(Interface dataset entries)
>>>

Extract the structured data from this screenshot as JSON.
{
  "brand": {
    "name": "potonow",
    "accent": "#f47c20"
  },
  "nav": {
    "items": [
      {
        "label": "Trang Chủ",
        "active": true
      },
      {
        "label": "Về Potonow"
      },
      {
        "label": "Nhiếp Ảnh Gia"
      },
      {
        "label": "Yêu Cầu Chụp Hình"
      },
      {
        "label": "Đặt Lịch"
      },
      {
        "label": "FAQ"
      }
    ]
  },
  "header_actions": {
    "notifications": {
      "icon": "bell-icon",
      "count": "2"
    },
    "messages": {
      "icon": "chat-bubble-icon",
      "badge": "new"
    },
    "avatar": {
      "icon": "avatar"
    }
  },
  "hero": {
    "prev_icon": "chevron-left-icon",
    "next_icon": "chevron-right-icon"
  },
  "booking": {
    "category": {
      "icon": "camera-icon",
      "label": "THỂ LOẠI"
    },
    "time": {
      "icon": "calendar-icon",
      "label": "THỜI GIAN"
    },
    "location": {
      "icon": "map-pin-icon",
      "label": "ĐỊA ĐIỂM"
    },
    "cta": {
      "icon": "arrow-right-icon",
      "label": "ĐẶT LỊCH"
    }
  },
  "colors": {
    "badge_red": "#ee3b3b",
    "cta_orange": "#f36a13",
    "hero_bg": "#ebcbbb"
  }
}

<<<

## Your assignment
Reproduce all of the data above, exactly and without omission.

## Exercise answer
Extract the structured data from this screenshot as JSON.
{
  "brand": {
    "name": "potonow",
    "accent": "#f47c20"
  },
  "nav": {
    "items": [
      {
        "label": "Trang Chủ",
        "active": true
      },
      {
        "label": "Về Potonow"
      },
      {
        "label": "Nhiếp Ảnh Gia"
      },
      {
        "label": "Yêu Cầu Chụp Hình"
      },
      {
        "label": "Đặt Lịch"
      },
      {
        "label": "FAQ"
      }
    ]
  },
  "header_actions": {
    "notifications": {
      "icon": "bell-icon",
      "count": "2"
    },
    "messages": {
      "icon": "chat-bubble-icon",
      "badge": "new"
    },
    "avatar": {
      "icon": "avatar"
    }
  },
  "hero": {
    "prev_icon": "chevron-left-icon",
    "next_icon": "chevron-right-icon"
  },
  "booking": {
    "category": {
      "icon": "camera-icon",
      "label": "THỂ LOẠI"
    },
    "time": {
      "icon": "calendar-icon",
      "label": "THỜI GIAN"
    },
    "location": {
      "icon": "map-pin-icon",
      "label": "ĐỊA ĐIỂM"
    },
    "cta": {
      "icon": "arrow-right-icon",
      "label": "ĐẶT LỊCH"
    }
  },
  "colors": {
    "badge_red": "#ee3b3b",
    "cta_orange": "#f36a13",
    "hero_bg": "#ebcbbb"
  }
}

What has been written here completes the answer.